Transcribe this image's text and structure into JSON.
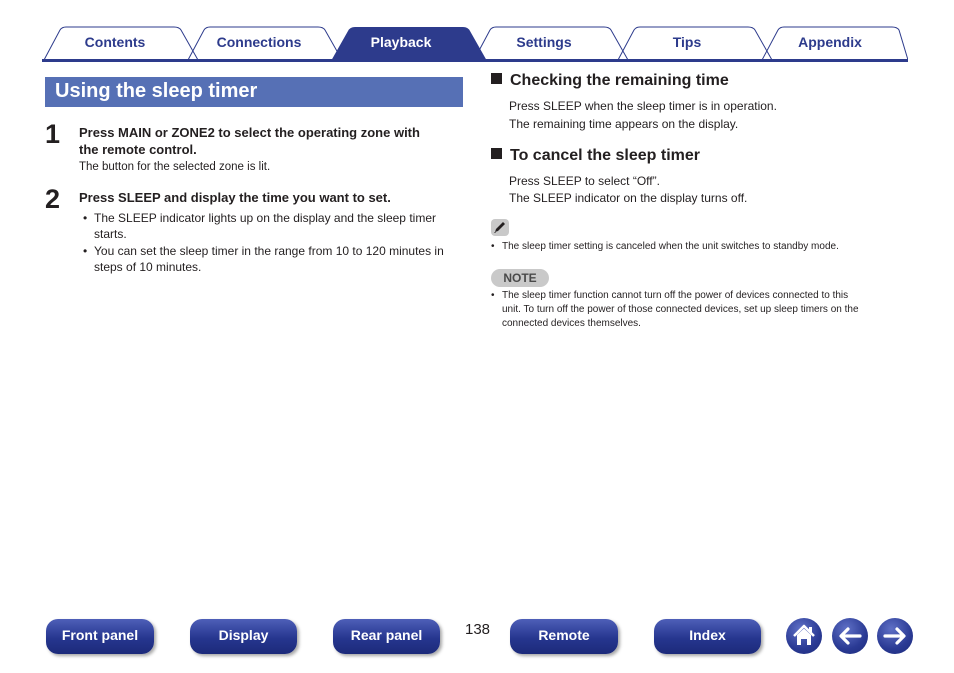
{
  "tabs": [
    {
      "label": "Contents",
      "active": false
    },
    {
      "label": "Connections",
      "active": false
    },
    {
      "label": "Playback",
      "active": true
    },
    {
      "label": "Settings",
      "active": false
    },
    {
      "label": "Tips",
      "active": false
    },
    {
      "label": "Appendix",
      "active": false
    }
  ],
  "colors": {
    "tab_active": "#2d3b8c",
    "tab_text": "#2d3b8c",
    "section_title_bg": "#5670b5",
    "nav_button": "#26368f"
  },
  "section": {
    "title": "Using the sleep timer",
    "steps": [
      {
        "number": "1",
        "heading_line1": "Press MAIN or ZONE2 to select the operating zone with",
        "heading_line2": "the remote control.",
        "text": "The button for the selected zone is lit."
      },
      {
        "number": "2",
        "heading": "Press SLEEP and display the time you want to set.",
        "bullets": [
          {
            "line1": "The SLEEP indicator lights up on the display and the sleep timer",
            "line2": "starts."
          },
          {
            "line1": "You can set the sleep timer in the range from 10 to 120 minutes in",
            "line2": "steps of 10 minutes."
          }
        ]
      }
    ]
  },
  "checking": {
    "heading": "Checking the remaining time",
    "line1": "Press SLEEP when the sleep timer is in operation.",
    "line2": "The remaining time appears on the display."
  },
  "cancel": {
    "heading": "To cancel the sleep timer",
    "line1": "Press SLEEP to select “Off”.",
    "line2": "The SLEEP indicator on the display turns off."
  },
  "memo": {
    "icon": "pencil-icon",
    "bullet": "The sleep timer setting is canceled when the unit switches to standby mode."
  },
  "note": {
    "label": "NOTE",
    "line1": "The sleep timer function cannot turn off the power of devices connected to this",
    "line2": "unit. To turn off the power of those connected devices, set up sleep timers on the",
    "line3": "connected devices themselves."
  },
  "footer": {
    "buttons": [
      "Front panel",
      "Display",
      "Rear panel",
      "Remote",
      "Index"
    ],
    "page_number": "138",
    "icons": [
      "home-icon",
      "arrow-left-icon",
      "arrow-right-icon"
    ]
  }
}
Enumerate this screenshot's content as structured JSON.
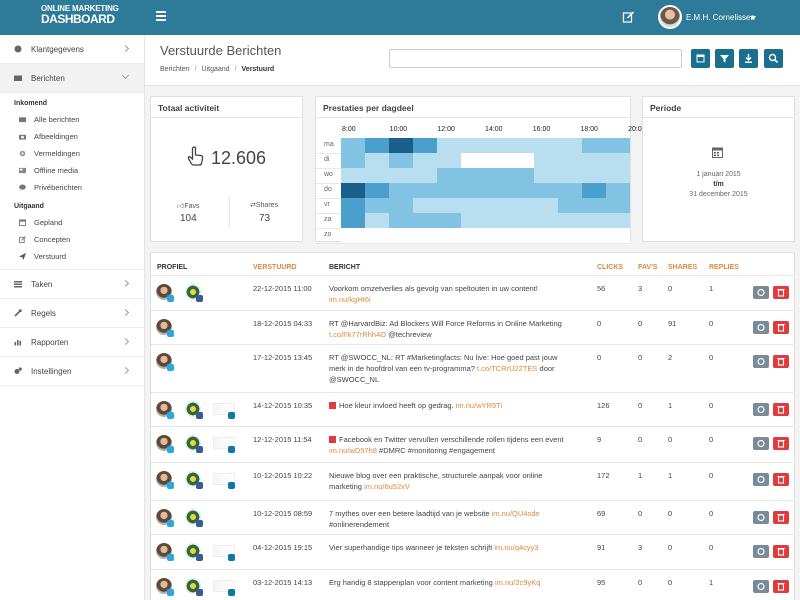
{
  "header": {
    "logo_line1": "ONLINE MARKETING",
    "logo_line2": "DASHBOARD",
    "username": "E.M.H. Cornelissen"
  },
  "sidebar": {
    "items_top": [
      {
        "label": "Klantgegevens",
        "icon": "globe-icon"
      },
      {
        "label": "Berichten",
        "icon": "envelope-icon"
      }
    ],
    "inkomend_head": "Inkomend",
    "inkomend": [
      {
        "label": "Alle berichten",
        "icon": "envelope-icon"
      },
      {
        "label": "Afbeeldingen",
        "icon": "camera-icon"
      },
      {
        "label": "Vermeldingen",
        "icon": "cog-icon"
      },
      {
        "label": "Offline media",
        "icon": "newspaper-icon"
      },
      {
        "label": "Privéberichten",
        "icon": "chat-icon"
      }
    ],
    "uitgaand_head": "Uitgaand",
    "uitgaand": [
      {
        "label": "Gepland",
        "icon": "calendar-icon"
      },
      {
        "label": "Concepten",
        "icon": "edit-icon"
      },
      {
        "label": "Verstuurd",
        "icon": "send-icon"
      }
    ],
    "items_bottom": [
      {
        "label": "Taken",
        "icon": "tasks-icon"
      },
      {
        "label": "Regels",
        "icon": "wrench-icon"
      },
      {
        "label": "Rapporten",
        "icon": "bar-chart-icon"
      },
      {
        "label": "Instellingen",
        "icon": "cogs-icon"
      }
    ]
  },
  "page": {
    "title": "Verstuurde Berichten",
    "crumb1": "Berichten",
    "crumb2": "Uitgaand",
    "crumb3": "Verstuurd",
    "search_placeholder": ""
  },
  "totaal": {
    "title": "Totaal activiteit",
    "value": "12.606",
    "favs_label": "Favs",
    "favs_value": "104",
    "shares_label": "Shares",
    "shares_value": "73"
  },
  "prestaties": {
    "title": "Prestaties per dagdeel",
    "hours": [
      "8:00",
      "10:00",
      "12:00",
      "14:00",
      "16:00",
      "18:00",
      "20:00"
    ],
    "days": [
      "ma",
      "di",
      "wo",
      "do",
      "vr",
      "za",
      "zo"
    ],
    "intensity": [
      [
        2,
        3,
        4,
        3,
        1,
        1,
        1,
        1,
        1,
        1,
        2,
        2
      ],
      [
        2,
        1,
        2,
        1,
        1,
        0,
        0,
        0,
        1,
        1,
        1,
        1
      ],
      [
        1,
        1,
        1,
        1,
        2,
        2,
        2,
        2,
        1,
        1,
        1,
        1
      ],
      [
        4,
        3,
        2,
        2,
        2,
        2,
        2,
        2,
        2,
        2,
        3,
        2
      ],
      [
        3,
        2,
        2,
        1,
        1,
        1,
        1,
        1,
        1,
        2,
        2,
        2
      ],
      [
        3,
        1,
        2,
        2,
        2,
        1,
        1,
        1,
        1,
        1,
        1,
        1
      ],
      [
        0,
        0,
        0,
        0,
        0,
        0,
        0,
        0,
        0,
        0,
        0,
        0
      ]
    ],
    "colors": [
      "#ffffff",
      "#b8def0",
      "#82c3e3",
      "#4b9fcc",
      "#1a5f8a"
    ]
  },
  "periode": {
    "title": "Periode",
    "from": "1 januari 2015",
    "sep": "t/m",
    "to": "31 december 2015"
  },
  "table": {
    "headers": {
      "profiel": "PROFIEL",
      "verstuurd": "VERSTUURD",
      "bericht": "BERICHT",
      "clicks": "CLICKS",
      "favs": "FAV'S",
      "shares": "SHARES",
      "replies": "REPLIES"
    },
    "rows": [
      {
        "profiles": [
          "tw",
          "fb"
        ],
        "date": "22-12-2015 11:00",
        "text": "Voorkom omzetverlies als gevolg van speltouten in uw content!",
        "link": "im.nu/kgHt6i",
        "line2": "",
        "gift": false,
        "clicks": "56",
        "favs": "3",
        "shares": "0",
        "replies": "1"
      },
      {
        "profiles": [
          "tw"
        ],
        "date": "18-12-2015 04:33",
        "text": "RT @HarvardBiz: Ad Blockers Will Force Reforms in Online Marketing",
        "link": "t.co/Fk77rRhh4O",
        "after": " @techreview",
        "gift": false,
        "clicks": "0",
        "favs": "0",
        "shares": "91",
        "replies": "0"
      },
      {
        "profiles": [
          "tw"
        ],
        "date": "17-12-2015 13:45",
        "text": "RT @SWOCC_NL: RT #Marketingfacts: Nu live: Hoe goed past jouw",
        "text2": "merk in de hoofdrol van een tv-programma?",
        "link": "t.co/TCRrU22TES",
        "after": " door",
        "text3": "@SWOCC_NL",
        "gift": false,
        "clicks": "0",
        "favs": "0",
        "shares": "2",
        "replies": "0"
      },
      {
        "profiles": [
          "tw",
          "fb",
          "li"
        ],
        "date": "14-12-2015 10:35",
        "text": "Hoe kleur invloed heeft op gedrag.",
        "link": "im.nu/wYR5Ti",
        "gift": true,
        "clicks": "126",
        "favs": "0",
        "shares": "1",
        "replies": "0"
      },
      {
        "profiles": [
          "tw",
          "fb",
          "li"
        ],
        "date": "12-12-2015 11:54",
        "text": "Facebook en Twitter vervullen verschillende rollen tijdens een event",
        "link": "im.nu/wD57h8",
        "after": " #DMRC #monitoring #engagement",
        "gift": true,
        "clicks": "9",
        "favs": "0",
        "shares": "0",
        "replies": "0"
      },
      {
        "profiles": [
          "tw",
          "fb",
          "li"
        ],
        "date": "10-12-2015 10:22",
        "text": "Nieuwe blog over een praktische, structurele aanpak voor online",
        "text2": "marketing",
        "link": "im.nu/6u52xV",
        "gift": false,
        "clicks": "172",
        "favs": "1",
        "shares": "1",
        "replies": "0"
      },
      {
        "profiles": [
          "tw",
          "fb"
        ],
        "date": "10-12-2015 08:59",
        "text": "7 mythes over een betere laadtijd van je website",
        "link": "im.nu/QU4sde",
        "text2": "#onlinerendement",
        "gift": false,
        "clicks": "69",
        "favs": "0",
        "shares": "0",
        "replies": "0"
      },
      {
        "profiles": [
          "tw",
          "fb",
          "li"
        ],
        "date": "04-12-2015 19:15",
        "text": "Vier superhandige tips wanneer je teksten schrijft",
        "link": "im.nu/q4cyy3",
        "gift": false,
        "clicks": "91",
        "favs": "3",
        "shares": "0",
        "replies": "0"
      },
      {
        "profiles": [
          "tw",
          "fb",
          "li"
        ],
        "date": "03-12-2015 14:13",
        "text": "Erg handig 8 stappenplan voor content marketing",
        "link": "im.nu/2c9yKq",
        "gift": false,
        "clicks": "95",
        "favs": "0",
        "shares": "0",
        "replies": "1"
      }
    ]
  }
}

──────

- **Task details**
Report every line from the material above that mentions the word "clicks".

- **Finished exercise**
      "clicks": "CLICKS",
        "clicks": "56",
        "clicks": "0",
        "clicks": "0",
        "clicks": "126",
        "clicks": "9",
        "clicks": "172",
        "clicks": "69",
        "clicks": "91",
        "clicks": "95",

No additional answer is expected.